Interface dataset entries:
________
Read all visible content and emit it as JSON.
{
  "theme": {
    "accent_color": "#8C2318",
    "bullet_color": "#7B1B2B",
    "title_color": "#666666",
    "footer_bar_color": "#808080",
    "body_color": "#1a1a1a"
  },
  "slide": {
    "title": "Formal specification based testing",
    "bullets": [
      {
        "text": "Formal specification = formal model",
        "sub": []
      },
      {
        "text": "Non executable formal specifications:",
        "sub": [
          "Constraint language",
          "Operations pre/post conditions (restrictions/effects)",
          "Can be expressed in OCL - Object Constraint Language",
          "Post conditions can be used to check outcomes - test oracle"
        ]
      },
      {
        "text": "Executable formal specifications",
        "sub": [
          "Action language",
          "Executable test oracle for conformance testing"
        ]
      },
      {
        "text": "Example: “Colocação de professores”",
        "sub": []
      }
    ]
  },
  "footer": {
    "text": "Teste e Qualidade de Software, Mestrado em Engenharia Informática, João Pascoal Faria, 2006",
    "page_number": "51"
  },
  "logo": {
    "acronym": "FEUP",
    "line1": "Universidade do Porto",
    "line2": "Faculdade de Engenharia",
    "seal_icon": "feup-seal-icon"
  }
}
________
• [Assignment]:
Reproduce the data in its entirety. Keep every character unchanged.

• [Exercise output]:
Read all visible content and emit it as JSON.
{
  "theme": {
    "accent_color": "#8C2318",
    "bullet_color": "#7B1B2B",
    "title_color": "#666666",
    "footer_bar_color": "#808080",
    "body_color": "#1a1a1a"
  },
  "slide": {
    "title": "Formal specification based testing",
    "bullets": [
      {
        "text": "Formal specification = formal model",
        "sub": []
      },
      {
        "text": "Non executable formal specifications:",
        "sub": [
          "Constraint language",
          "Operations pre/post conditions (restrictions/effects)",
          "Can be expressed in OCL - Object Constraint Language",
          "Post conditions can be used to check outcomes - test oracle"
        ]
      },
      {
        "text": "Executable formal specifications",
        "sub": [
          "Action language",
          "Executable test oracle for conformance testing"
        ]
      },
      {
        "text": "Example: “Colocação de professores”",
        "sub": []
      }
    ]
  },
  "footer": {
    "text": "Teste e Qualidade de Software, Mestrado em Engenharia Informática, João Pascoal Faria, 2006",
    "page_number": "51"
  },
  "logo": {
    "acronym": "FEUP",
    "line1": "Universidade do Porto",
    "line2": "Faculdade de Engenharia",
    "seal_icon": "feup-seal-icon"
  }
}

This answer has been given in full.